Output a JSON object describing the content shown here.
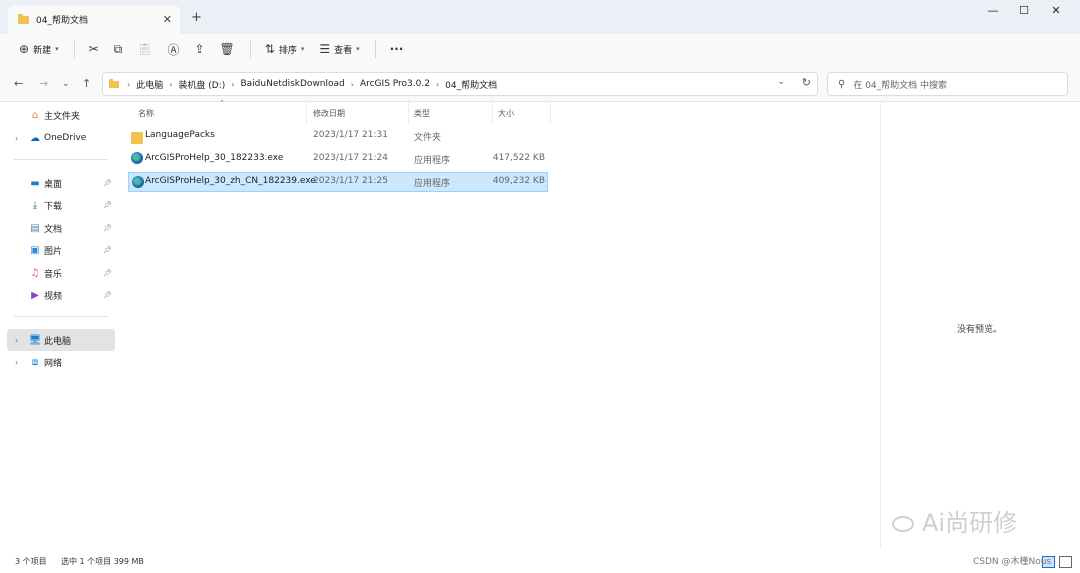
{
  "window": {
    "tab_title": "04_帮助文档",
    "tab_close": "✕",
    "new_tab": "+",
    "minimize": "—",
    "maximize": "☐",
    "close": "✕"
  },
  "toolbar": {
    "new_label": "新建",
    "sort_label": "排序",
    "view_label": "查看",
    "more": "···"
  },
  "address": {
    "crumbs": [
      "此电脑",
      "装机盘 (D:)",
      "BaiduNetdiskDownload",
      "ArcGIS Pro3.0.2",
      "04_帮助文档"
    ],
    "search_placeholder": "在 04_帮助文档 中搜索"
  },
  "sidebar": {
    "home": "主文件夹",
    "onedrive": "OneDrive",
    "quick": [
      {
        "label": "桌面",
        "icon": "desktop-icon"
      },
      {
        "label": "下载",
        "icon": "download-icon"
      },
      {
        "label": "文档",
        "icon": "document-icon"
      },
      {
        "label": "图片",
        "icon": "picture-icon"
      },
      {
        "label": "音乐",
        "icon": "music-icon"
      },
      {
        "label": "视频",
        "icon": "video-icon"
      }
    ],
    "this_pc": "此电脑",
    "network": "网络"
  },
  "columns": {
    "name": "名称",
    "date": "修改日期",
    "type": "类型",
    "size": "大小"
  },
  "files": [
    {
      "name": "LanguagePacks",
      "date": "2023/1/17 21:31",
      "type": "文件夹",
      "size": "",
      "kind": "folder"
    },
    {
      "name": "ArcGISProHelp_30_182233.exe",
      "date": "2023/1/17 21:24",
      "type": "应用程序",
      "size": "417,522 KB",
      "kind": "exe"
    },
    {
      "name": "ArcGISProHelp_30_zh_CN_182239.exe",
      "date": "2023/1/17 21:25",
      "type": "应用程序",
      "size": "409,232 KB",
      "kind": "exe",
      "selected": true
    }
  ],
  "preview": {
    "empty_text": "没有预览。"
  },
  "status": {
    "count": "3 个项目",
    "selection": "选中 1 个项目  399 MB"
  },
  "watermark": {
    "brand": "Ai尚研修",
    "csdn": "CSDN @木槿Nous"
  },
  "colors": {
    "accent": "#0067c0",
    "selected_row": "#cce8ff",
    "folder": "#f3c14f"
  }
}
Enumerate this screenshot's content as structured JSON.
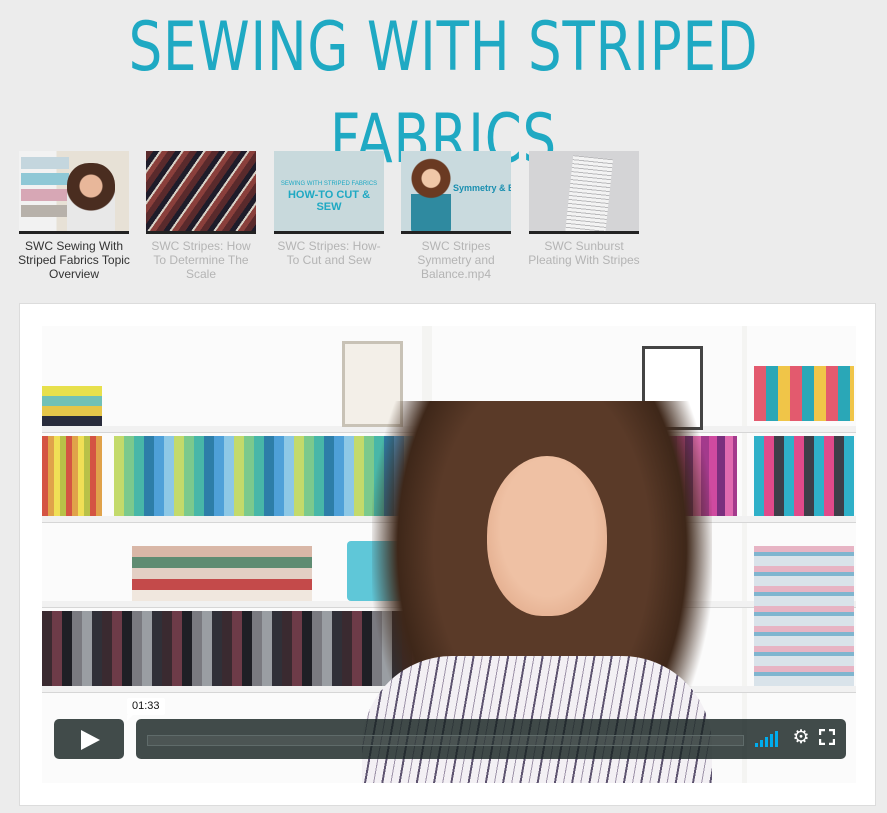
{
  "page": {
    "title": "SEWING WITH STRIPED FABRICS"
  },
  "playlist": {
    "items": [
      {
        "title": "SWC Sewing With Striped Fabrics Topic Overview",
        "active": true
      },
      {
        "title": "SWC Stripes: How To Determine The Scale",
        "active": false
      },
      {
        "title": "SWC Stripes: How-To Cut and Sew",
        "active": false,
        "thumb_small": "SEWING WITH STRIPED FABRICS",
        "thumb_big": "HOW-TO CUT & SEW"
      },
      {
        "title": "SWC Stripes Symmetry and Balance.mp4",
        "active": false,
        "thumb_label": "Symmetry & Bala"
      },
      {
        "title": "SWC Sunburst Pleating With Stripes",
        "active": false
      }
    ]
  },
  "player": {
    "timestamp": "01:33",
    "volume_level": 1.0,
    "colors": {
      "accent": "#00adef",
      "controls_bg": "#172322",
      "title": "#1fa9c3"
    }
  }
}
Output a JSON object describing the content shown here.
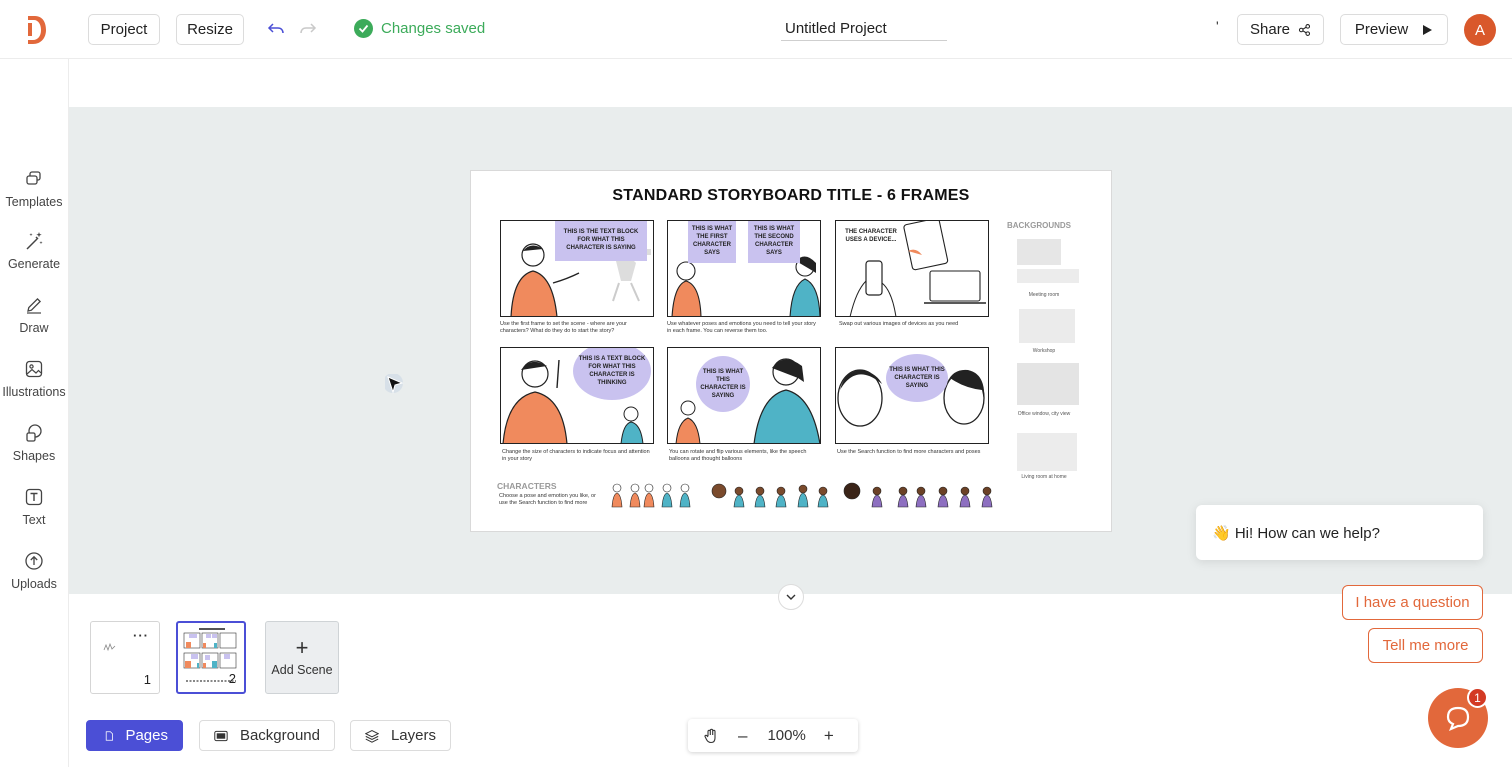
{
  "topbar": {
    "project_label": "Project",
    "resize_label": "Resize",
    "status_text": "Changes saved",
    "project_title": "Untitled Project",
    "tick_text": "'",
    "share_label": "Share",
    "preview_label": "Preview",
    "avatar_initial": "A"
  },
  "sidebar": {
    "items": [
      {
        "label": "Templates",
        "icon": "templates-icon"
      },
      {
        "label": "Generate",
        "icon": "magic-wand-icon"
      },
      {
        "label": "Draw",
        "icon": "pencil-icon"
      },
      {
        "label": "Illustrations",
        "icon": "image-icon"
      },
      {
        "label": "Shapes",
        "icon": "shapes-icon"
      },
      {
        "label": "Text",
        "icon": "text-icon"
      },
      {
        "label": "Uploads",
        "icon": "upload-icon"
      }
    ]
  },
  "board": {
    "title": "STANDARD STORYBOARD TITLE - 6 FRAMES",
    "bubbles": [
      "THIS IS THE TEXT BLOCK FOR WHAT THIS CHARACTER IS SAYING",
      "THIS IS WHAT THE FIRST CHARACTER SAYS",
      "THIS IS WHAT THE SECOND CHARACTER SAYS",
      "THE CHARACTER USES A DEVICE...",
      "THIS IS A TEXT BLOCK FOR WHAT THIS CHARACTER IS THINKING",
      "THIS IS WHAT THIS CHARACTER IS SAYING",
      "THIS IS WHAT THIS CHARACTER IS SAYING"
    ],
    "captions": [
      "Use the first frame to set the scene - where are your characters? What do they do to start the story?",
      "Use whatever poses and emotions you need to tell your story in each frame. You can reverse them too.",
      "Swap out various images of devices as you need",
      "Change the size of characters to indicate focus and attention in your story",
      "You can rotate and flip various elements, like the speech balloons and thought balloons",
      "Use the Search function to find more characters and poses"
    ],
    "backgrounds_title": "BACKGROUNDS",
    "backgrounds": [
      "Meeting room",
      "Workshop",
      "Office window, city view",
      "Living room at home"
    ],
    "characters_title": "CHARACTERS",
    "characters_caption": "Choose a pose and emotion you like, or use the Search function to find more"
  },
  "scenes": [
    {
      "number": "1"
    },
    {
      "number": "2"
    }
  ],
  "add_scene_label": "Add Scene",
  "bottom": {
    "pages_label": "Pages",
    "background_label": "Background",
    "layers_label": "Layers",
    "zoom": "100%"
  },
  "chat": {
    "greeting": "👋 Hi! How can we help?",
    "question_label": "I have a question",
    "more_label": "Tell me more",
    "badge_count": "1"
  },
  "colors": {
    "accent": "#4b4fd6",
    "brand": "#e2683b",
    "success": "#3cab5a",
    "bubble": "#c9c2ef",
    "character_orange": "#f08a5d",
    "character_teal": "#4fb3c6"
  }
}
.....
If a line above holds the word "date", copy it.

#### SOLUTION BELOW
    "date": "修改日期",
      "date": "2023/1/17 21:31",
      "date": "2023/1/17 21:24",
      "date": "2023/1/17 21:25",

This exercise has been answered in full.